## TRY IT
Look through the data for the string "count". Copy every line where it is found.

* * *

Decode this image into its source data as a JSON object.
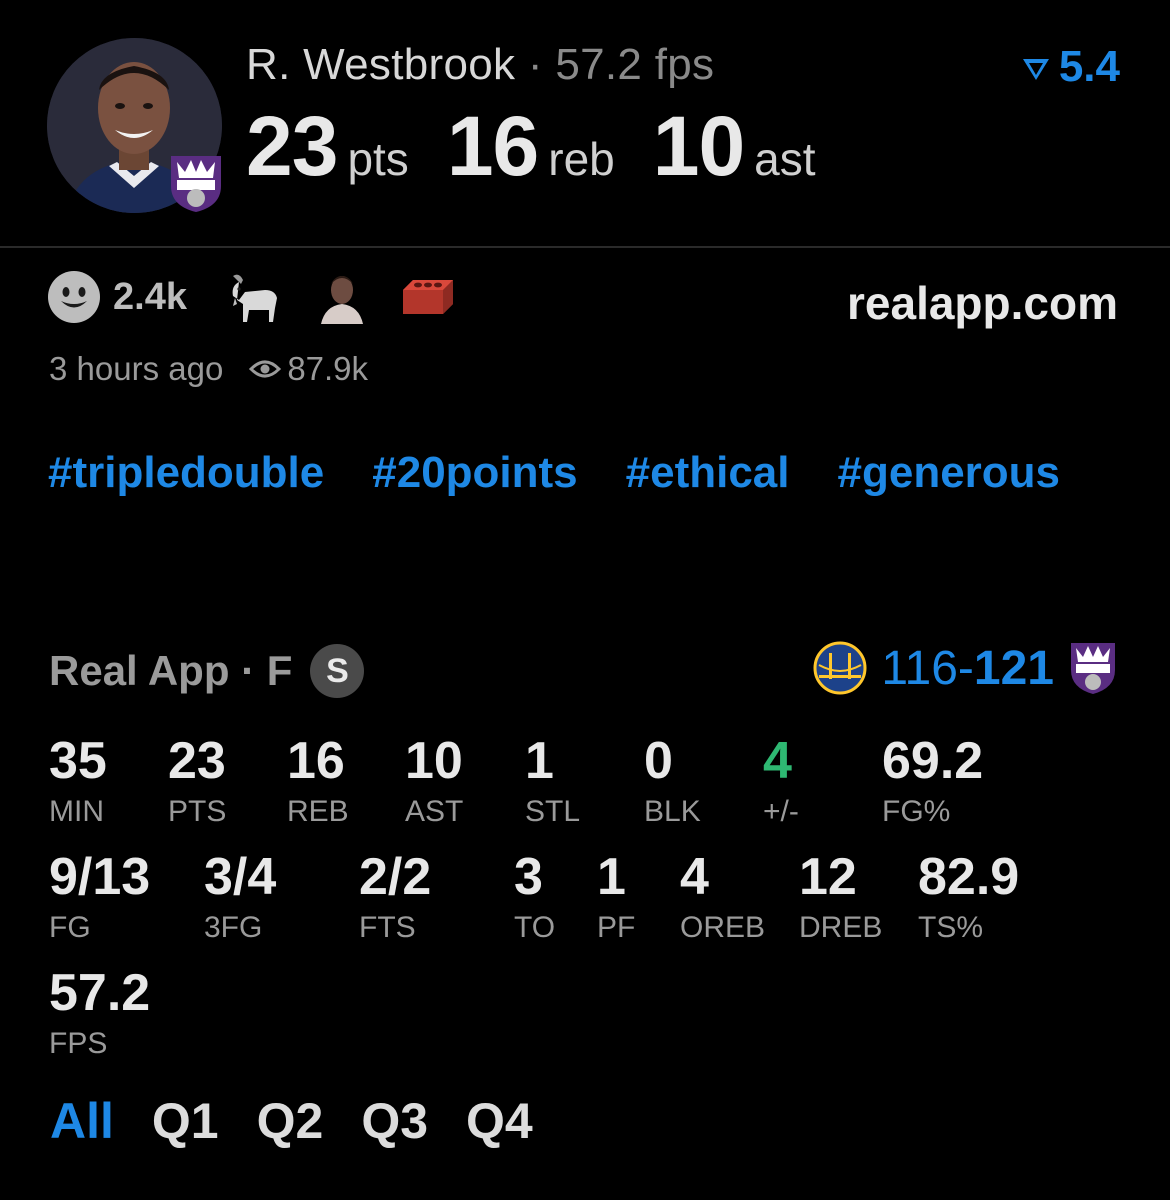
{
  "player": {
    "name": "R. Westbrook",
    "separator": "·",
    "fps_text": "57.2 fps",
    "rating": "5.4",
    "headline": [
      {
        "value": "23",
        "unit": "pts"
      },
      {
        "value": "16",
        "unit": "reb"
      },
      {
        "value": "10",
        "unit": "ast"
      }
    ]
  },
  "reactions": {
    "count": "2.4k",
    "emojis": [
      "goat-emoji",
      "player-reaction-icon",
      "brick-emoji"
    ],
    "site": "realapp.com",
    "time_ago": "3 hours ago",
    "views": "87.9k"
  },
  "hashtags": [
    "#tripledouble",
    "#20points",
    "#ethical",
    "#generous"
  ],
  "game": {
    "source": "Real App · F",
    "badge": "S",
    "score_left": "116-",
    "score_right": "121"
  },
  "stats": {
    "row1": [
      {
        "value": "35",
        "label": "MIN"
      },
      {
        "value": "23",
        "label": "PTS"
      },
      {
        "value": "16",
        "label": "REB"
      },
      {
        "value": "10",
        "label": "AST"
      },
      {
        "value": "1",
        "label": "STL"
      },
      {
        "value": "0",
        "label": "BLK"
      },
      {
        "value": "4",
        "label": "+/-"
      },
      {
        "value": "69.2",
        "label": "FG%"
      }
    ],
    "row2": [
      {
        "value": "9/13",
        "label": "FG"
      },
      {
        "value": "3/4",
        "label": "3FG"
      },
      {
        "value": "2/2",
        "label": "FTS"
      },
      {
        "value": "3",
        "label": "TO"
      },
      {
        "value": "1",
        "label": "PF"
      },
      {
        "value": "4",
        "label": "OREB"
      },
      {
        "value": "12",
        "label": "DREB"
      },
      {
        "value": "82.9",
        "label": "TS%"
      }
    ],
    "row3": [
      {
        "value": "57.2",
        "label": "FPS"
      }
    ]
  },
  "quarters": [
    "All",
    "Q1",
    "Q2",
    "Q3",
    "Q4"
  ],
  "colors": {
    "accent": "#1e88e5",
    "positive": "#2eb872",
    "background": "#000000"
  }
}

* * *

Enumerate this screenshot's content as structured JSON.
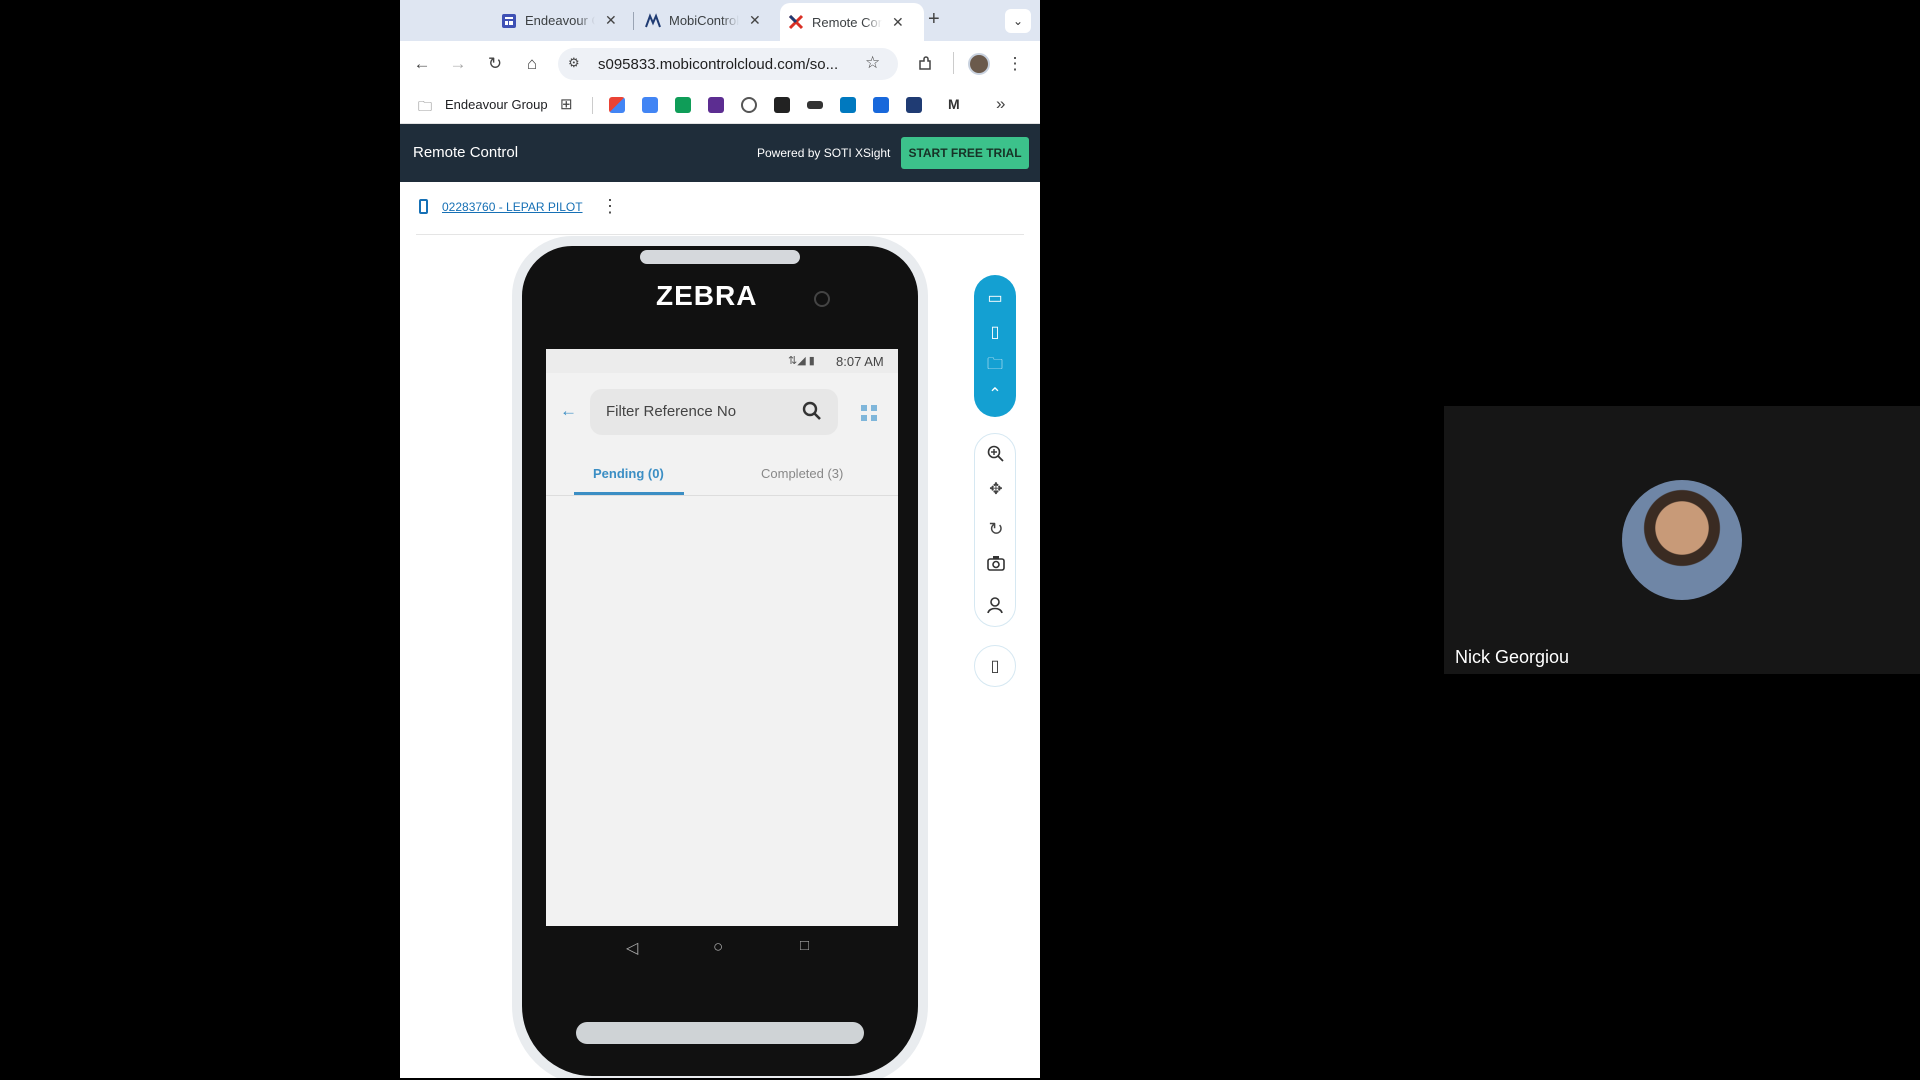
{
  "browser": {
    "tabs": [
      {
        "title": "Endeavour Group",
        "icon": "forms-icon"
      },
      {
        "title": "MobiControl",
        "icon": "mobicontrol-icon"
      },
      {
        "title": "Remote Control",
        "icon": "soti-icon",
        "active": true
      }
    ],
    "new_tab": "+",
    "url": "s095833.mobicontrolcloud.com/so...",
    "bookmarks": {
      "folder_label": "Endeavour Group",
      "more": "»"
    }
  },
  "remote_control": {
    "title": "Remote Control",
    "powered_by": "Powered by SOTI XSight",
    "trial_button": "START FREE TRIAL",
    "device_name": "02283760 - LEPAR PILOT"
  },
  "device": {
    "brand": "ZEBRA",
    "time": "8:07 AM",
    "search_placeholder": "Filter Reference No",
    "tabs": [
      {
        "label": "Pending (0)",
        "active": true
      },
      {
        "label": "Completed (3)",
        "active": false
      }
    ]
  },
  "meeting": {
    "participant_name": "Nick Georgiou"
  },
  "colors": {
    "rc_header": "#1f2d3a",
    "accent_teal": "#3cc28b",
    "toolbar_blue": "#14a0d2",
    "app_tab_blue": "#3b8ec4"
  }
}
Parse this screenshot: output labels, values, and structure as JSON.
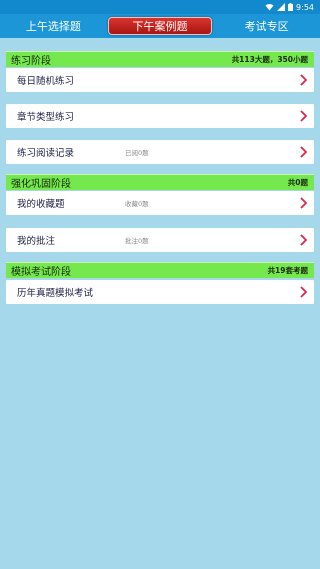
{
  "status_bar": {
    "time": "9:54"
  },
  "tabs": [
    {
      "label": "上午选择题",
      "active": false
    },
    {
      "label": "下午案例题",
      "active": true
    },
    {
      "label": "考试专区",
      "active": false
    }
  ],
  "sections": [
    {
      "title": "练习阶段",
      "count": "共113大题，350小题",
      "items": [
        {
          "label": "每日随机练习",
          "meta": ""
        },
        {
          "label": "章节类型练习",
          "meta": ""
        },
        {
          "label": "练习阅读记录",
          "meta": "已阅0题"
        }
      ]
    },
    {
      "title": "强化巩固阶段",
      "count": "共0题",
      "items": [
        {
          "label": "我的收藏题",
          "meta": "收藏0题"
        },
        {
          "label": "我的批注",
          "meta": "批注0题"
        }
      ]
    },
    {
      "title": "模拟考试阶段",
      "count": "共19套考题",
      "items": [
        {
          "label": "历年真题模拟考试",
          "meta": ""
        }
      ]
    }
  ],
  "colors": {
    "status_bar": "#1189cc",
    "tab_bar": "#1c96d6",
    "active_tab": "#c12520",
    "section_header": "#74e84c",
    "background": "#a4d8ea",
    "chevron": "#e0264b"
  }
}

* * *

## REPLY
    "count": "2.4k",
      "count": "共113大题，350小题",
      "count": "共0题",
      "count": "共19套考题",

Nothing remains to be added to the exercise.